Part of the Bears' success in passing is a terrific receiving corps. Kendall Wright, who seems to be in his eleventh year on the Brazos, is the unquestioned leader of the pack. Josh Gordon, Terrance Williams, Tevin Reese, Lanear Sampson also all return, and probably Gordon has the best upside of the group. In the spring game, Griffin and Florence and Petty combined to throw for 587 yards and four touchdowns and threw to 17 different receivers. Eight different receivers had at least four catches for the day. Terrance Williams had nine catches for 123 yards and two TDs; Josh Gordon had seven for 69 yards, while Darius Jones and Levi Norwood had five apiece and Kendall Wright (4-91, TD), Antwan Goodley, Tevin Reese and Lanear Sampson each had four.
It is easy to lay the Bears' improvement in passing from 2009 to 2010 (37th to 19th) at Griffin's and his receivers' feet. But the Wimple suspects it had more to do with the Bears' newfound offensive balance (rushing game in 2009: 108th; in 2010: 24th). Because no viable replacement for all-Big12 back Jay Finley has emerged to date in Waco, it seems probable that all aspects of Baylor's offense will suffer next year. Imbalance is a defensive coordinator's best friend, and Baylor may sprout it in spades.
Seniors Terrance Ganaway and Isaac Williams, junior Jarred Salubi and sophomore Glasco Martin are all in the mix to tote the rock next season. Ganaway and Salubi averaged 6.4 and 6.7 yards per carry, respectively, last season. Salubi added 25 catches for 188 yards. Martin was still gaining confidence in his knee after tearing his ACL in 2009. "I’ve been working on getting my knee back," Martin said. "I wasn’t 100 percent last year, and I was kind of limited with my cutting. But I feel like I’ve been getting my cuts back, and I’m also running hard and breaking through tackles. I think I can get the dirty, grimy yards."
"They’re all good football players, so it’s going to be great competition to the end," Art Briles said. "We’d like for one or two to take charge, and I think that will happen as things progress... We will probably be jogging out for the first series against TCU (in the season opener) before we’re really sure who we’re going with. They’re all going to play. We’ll try to make it situational where we can use them as we need them... We’ll put all those guys out there and see what happens."
Seeing what happened in the spring game—the running game was barely discernable—does not bode well for the green and gold this fall.
Baylor throws its questionable rush attack into the fire right out of the chute, opening against TCU in Waco, followed by an off week and a 2A team (Stephen F. Austin) and then Rice to recuperate. Its Big 12-minus-2 schedule opens at Kansas State (which, if RB Bryce Brown isn't allowed to replace Daniel Thomas without the usual ineligible year for transfers, will bea considerably less formidable than last season) and then returns to Waco for Iowa State. 4-1 is a distinct possibility for the Bears prior to Columbus Day. After that, however, things get dicey. At A&M, Texas, at Oklahoma State, then Missouri make three likely losses, if not four, before a breather in Kansas. Oklahoma comes to Waco, and the season concludes at JerryWorld against Texas Tech.

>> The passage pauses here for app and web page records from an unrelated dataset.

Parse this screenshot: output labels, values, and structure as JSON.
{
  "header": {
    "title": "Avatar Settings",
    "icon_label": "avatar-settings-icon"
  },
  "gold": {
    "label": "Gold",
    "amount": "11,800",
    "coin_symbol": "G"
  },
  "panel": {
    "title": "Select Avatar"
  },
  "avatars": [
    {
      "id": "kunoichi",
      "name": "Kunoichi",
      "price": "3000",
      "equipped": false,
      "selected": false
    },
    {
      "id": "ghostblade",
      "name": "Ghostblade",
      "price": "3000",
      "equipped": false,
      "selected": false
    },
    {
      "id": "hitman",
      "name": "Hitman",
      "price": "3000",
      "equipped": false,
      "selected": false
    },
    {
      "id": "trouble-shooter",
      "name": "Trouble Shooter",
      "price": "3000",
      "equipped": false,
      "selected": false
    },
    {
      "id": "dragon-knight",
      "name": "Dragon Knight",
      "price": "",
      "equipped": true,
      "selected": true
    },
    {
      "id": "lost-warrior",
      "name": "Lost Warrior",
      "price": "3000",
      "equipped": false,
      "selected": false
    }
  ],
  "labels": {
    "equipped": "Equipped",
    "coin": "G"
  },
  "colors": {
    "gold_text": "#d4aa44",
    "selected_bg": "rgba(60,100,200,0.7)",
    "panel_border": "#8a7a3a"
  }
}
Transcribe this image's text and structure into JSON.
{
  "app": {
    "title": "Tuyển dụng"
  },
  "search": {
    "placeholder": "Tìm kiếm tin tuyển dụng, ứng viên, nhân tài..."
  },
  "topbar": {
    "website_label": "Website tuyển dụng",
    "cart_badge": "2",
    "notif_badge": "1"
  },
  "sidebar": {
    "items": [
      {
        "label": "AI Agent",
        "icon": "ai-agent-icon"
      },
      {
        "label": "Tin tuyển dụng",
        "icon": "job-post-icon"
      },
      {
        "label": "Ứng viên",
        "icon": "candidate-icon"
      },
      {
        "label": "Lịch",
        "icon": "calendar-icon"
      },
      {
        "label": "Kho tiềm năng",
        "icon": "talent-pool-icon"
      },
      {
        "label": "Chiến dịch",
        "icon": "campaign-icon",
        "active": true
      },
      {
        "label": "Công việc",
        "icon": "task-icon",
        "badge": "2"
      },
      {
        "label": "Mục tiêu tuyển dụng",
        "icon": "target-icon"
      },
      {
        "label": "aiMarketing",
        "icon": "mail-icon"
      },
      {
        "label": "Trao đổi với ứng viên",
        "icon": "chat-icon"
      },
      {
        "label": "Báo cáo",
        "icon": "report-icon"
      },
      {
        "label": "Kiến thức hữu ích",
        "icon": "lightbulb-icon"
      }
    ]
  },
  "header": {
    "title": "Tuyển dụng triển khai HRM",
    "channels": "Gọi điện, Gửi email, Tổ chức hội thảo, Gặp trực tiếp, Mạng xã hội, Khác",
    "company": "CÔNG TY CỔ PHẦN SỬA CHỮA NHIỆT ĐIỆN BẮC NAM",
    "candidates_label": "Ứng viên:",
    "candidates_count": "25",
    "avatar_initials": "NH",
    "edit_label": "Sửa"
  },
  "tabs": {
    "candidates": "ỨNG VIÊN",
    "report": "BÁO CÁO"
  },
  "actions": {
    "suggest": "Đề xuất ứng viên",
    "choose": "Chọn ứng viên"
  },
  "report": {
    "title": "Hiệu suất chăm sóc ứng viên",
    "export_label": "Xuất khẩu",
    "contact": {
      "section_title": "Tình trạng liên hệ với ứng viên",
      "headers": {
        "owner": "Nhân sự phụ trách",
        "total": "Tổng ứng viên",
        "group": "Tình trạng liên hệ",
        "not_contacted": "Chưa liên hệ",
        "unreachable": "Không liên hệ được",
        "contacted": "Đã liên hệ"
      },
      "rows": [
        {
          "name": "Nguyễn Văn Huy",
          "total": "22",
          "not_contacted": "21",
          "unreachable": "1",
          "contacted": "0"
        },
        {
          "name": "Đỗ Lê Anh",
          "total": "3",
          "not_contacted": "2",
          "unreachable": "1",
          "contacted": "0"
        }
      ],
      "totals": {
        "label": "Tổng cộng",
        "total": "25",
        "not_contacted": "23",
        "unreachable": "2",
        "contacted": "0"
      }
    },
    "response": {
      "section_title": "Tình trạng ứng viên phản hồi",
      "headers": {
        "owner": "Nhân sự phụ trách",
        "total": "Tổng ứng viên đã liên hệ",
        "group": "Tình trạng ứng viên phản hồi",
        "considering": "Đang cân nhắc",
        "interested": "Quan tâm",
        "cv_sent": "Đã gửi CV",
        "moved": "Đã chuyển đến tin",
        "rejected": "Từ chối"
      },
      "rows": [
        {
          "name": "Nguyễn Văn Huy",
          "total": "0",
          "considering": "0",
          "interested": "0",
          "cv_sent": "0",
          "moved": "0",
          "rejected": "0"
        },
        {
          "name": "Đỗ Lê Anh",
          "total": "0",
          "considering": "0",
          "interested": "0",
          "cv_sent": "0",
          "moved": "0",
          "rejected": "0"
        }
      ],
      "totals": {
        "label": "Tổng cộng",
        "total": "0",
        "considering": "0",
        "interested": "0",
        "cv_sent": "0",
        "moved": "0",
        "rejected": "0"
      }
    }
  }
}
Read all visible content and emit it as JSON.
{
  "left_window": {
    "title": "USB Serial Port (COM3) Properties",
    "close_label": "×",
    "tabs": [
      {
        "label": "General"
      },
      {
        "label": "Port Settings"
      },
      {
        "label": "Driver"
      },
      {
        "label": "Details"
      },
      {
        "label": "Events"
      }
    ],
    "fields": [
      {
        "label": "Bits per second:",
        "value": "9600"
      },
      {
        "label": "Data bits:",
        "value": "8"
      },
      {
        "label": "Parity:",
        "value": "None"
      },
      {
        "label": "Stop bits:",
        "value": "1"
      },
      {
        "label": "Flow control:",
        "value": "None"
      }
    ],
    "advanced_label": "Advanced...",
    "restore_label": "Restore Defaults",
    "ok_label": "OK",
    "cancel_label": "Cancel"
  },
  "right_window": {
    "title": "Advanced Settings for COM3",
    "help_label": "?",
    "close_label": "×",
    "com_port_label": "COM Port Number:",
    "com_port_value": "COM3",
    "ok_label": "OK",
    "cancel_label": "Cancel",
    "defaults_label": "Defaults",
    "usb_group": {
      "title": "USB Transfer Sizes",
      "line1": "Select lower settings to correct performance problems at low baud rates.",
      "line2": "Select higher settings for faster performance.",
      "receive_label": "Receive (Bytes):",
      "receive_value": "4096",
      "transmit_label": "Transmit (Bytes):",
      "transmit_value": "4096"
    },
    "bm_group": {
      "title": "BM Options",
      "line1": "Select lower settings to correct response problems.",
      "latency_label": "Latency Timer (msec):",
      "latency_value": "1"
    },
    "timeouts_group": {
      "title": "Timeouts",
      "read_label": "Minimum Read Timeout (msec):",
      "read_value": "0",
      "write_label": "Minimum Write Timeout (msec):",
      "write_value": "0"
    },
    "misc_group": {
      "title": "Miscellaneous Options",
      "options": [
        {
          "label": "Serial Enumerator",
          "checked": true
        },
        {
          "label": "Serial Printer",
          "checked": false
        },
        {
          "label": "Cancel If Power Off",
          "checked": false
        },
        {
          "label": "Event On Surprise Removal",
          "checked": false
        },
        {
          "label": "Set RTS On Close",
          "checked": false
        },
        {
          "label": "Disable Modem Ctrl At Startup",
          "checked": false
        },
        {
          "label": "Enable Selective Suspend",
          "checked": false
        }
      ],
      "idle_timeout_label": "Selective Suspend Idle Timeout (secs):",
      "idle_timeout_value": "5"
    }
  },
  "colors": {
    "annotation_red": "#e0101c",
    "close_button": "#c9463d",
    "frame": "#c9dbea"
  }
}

If the Bears generate a running game that passes the laugh test, it'll be a second consecutive bowl season on the Brazos, barely.